Segment Start: Working data
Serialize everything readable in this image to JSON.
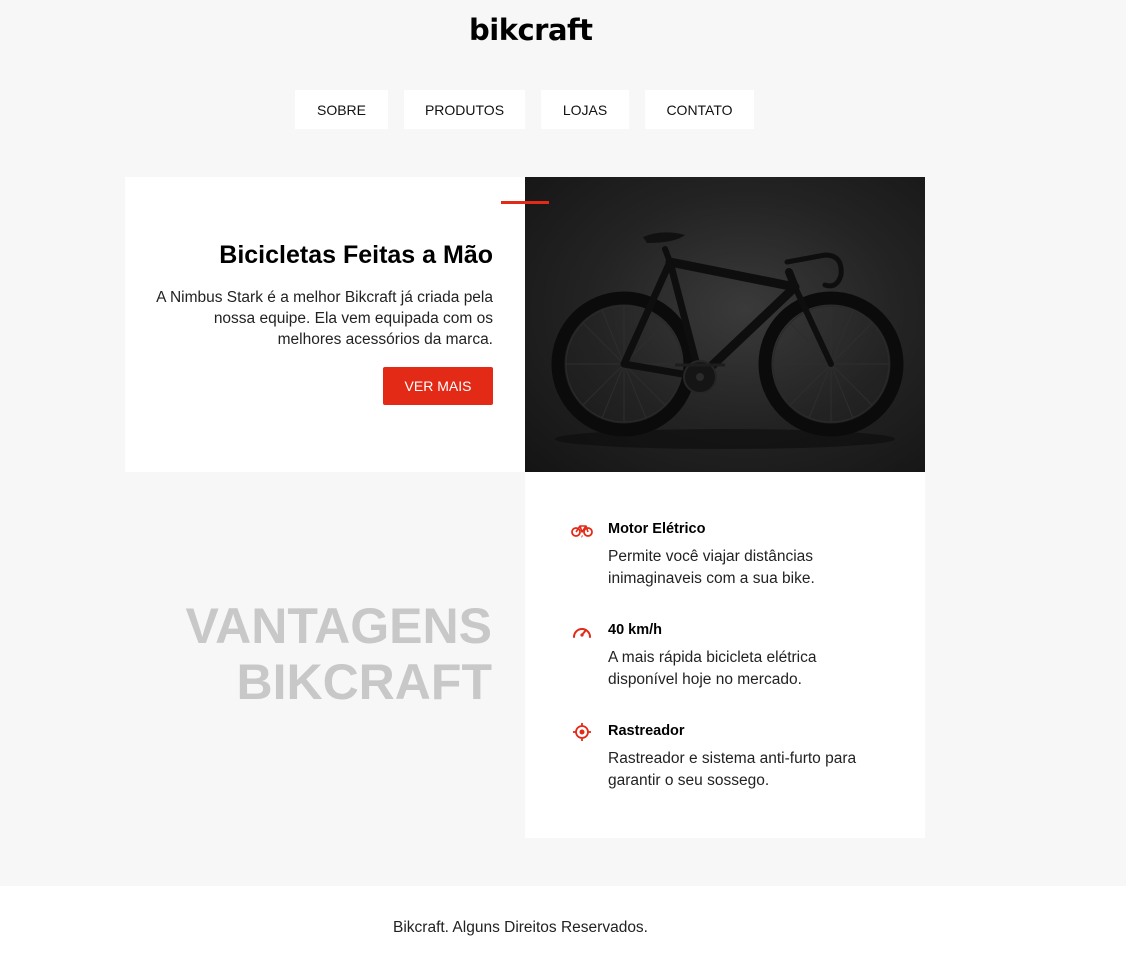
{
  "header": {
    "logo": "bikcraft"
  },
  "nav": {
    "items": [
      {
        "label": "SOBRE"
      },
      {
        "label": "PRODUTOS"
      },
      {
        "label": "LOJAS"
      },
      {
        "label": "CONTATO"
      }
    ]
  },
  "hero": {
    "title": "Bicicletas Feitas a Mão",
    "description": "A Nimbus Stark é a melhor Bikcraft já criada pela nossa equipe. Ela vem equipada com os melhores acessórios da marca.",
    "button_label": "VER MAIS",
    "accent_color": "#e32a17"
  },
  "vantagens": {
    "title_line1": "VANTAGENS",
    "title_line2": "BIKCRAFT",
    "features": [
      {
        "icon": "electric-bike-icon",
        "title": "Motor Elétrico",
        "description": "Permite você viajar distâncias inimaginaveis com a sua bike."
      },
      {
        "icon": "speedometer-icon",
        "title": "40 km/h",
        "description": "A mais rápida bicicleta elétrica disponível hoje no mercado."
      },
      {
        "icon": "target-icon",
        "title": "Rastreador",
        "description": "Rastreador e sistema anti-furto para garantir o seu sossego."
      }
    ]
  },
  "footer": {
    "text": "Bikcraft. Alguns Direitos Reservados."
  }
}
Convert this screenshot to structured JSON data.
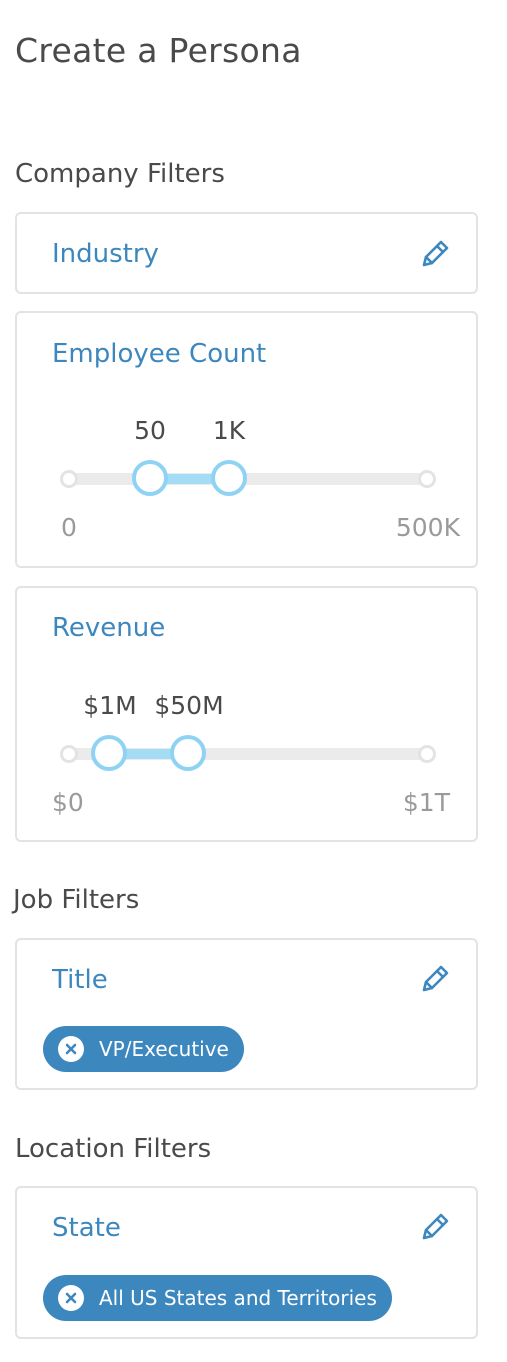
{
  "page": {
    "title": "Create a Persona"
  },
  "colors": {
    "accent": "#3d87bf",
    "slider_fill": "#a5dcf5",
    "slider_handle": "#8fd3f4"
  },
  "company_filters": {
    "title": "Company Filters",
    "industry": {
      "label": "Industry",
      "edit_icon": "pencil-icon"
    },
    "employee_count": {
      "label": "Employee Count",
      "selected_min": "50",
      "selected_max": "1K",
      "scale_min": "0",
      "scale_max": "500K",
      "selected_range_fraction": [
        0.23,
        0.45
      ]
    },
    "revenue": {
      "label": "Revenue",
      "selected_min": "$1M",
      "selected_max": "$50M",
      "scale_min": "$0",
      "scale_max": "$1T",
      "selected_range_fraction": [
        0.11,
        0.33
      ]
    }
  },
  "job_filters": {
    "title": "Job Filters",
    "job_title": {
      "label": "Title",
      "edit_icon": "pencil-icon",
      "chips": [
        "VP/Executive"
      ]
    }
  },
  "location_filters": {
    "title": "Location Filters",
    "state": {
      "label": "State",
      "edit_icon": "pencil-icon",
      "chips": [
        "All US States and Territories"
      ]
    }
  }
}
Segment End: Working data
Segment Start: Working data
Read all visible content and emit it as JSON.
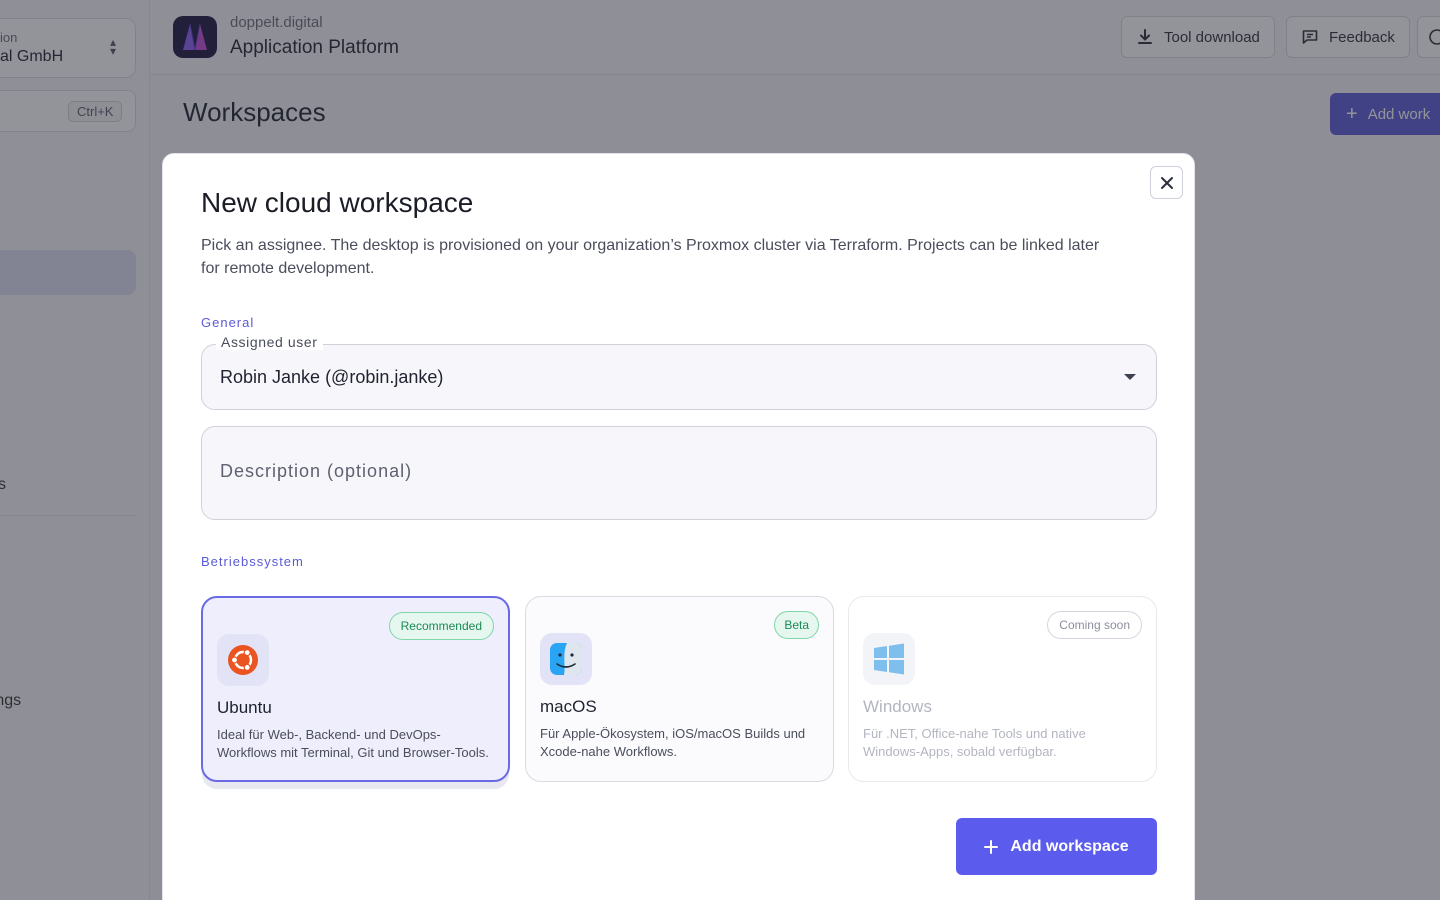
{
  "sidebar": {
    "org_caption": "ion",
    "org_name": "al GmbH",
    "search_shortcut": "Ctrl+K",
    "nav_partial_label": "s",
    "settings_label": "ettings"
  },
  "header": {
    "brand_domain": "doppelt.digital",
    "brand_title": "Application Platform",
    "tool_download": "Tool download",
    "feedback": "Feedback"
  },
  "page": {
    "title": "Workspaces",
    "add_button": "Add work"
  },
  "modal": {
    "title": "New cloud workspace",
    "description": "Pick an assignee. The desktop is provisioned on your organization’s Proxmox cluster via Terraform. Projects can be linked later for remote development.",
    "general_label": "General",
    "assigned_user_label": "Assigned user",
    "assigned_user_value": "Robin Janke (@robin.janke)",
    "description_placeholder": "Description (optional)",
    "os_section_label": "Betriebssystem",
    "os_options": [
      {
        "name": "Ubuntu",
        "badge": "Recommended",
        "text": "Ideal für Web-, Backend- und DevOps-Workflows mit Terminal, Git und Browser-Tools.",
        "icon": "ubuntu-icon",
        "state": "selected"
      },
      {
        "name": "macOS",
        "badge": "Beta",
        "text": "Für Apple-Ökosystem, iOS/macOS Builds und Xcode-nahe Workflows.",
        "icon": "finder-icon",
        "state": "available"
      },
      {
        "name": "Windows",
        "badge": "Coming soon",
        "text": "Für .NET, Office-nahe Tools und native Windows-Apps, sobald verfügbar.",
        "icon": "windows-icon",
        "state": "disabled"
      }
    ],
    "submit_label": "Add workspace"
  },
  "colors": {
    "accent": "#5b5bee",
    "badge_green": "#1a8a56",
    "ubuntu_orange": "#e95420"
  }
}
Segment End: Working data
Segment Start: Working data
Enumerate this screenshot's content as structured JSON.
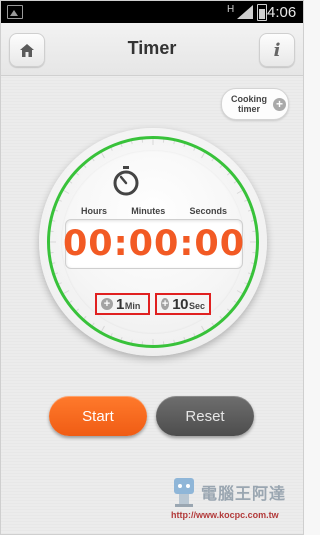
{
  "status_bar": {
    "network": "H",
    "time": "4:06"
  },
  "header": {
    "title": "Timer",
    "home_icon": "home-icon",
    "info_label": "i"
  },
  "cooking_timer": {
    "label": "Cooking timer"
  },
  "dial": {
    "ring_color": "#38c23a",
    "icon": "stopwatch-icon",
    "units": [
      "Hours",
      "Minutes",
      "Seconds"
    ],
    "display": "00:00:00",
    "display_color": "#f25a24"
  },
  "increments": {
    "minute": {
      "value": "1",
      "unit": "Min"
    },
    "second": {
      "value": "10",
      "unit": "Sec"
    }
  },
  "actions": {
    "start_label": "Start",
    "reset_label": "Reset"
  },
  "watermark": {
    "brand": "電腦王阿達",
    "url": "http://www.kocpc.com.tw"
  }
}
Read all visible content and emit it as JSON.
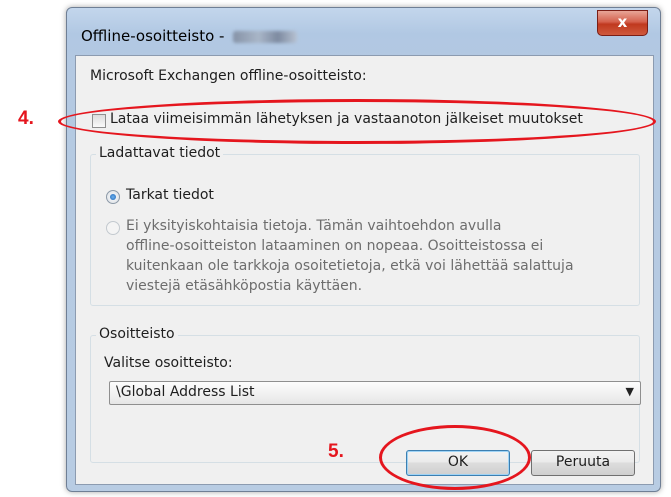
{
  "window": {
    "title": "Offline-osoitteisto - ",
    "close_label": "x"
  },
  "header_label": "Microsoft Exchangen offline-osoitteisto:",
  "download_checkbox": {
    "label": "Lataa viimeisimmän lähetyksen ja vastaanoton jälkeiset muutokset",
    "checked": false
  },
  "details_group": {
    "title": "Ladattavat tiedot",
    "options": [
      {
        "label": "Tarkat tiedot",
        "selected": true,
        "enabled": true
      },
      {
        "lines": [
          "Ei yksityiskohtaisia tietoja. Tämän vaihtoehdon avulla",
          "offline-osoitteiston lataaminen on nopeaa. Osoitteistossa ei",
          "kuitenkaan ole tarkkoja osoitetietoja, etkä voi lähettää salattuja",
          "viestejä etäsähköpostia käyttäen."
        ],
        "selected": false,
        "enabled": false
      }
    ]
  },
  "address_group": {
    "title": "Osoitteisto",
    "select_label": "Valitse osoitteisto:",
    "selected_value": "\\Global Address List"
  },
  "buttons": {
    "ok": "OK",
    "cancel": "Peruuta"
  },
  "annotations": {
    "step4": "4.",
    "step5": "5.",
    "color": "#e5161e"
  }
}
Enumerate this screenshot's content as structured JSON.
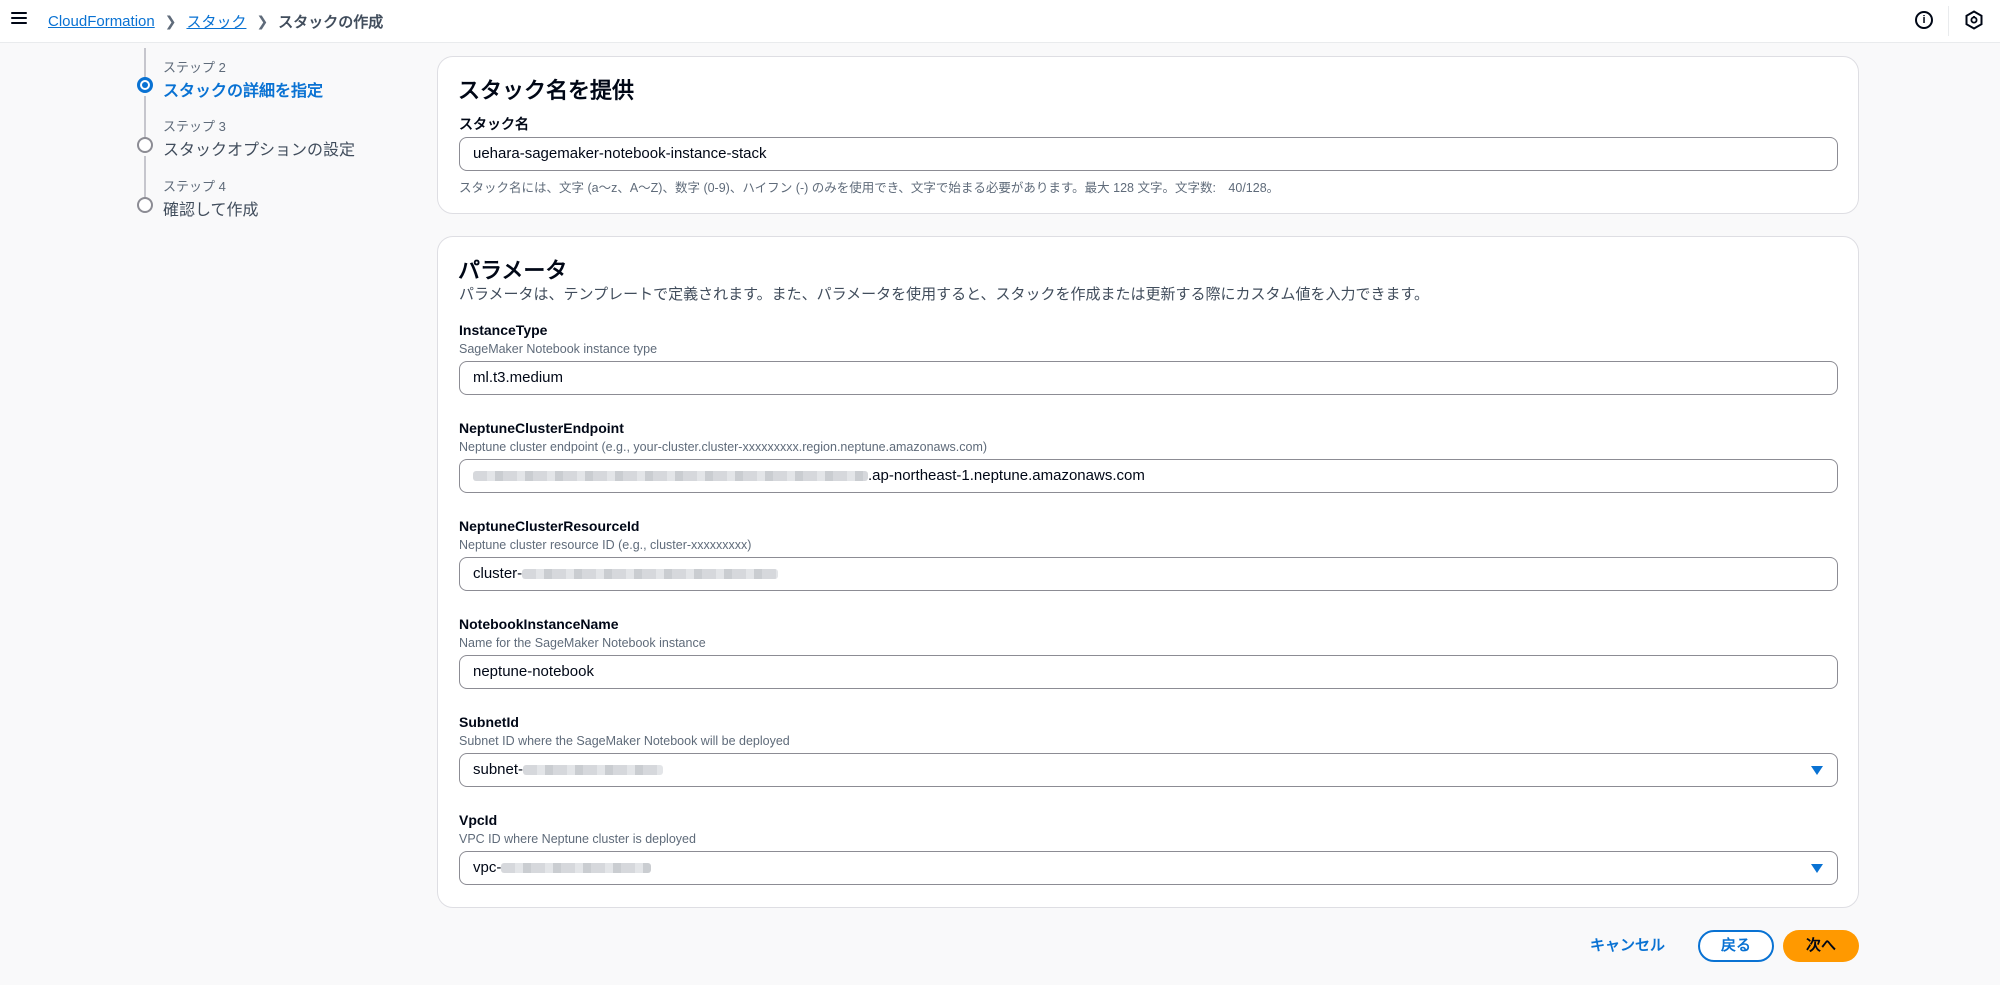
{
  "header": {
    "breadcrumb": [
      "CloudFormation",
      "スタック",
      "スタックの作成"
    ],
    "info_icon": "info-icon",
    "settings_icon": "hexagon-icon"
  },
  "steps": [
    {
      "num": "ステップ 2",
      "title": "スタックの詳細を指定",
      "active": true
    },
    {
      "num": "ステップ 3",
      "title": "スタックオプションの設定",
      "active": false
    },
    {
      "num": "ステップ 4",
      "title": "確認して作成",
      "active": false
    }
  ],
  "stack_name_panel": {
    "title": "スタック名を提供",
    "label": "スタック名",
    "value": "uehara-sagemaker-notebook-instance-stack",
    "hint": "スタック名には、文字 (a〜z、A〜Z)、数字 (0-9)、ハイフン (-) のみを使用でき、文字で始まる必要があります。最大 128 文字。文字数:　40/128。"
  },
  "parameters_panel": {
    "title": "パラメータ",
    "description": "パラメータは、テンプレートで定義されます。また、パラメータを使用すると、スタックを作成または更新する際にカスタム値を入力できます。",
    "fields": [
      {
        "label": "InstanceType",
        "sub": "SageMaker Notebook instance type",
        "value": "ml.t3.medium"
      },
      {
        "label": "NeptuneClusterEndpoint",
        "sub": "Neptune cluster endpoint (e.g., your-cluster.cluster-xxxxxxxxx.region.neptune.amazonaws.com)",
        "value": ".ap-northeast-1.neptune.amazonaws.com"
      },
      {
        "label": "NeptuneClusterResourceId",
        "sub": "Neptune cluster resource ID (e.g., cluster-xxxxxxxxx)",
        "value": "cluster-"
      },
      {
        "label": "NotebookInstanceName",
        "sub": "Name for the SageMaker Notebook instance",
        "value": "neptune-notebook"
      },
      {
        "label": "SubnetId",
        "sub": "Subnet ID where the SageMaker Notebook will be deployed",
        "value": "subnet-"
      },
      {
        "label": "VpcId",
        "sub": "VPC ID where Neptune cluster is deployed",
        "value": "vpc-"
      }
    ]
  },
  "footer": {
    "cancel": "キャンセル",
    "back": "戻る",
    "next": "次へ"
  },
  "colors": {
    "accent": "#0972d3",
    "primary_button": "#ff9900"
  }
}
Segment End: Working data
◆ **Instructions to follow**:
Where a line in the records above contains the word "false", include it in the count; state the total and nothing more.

◆ **Task output**:
5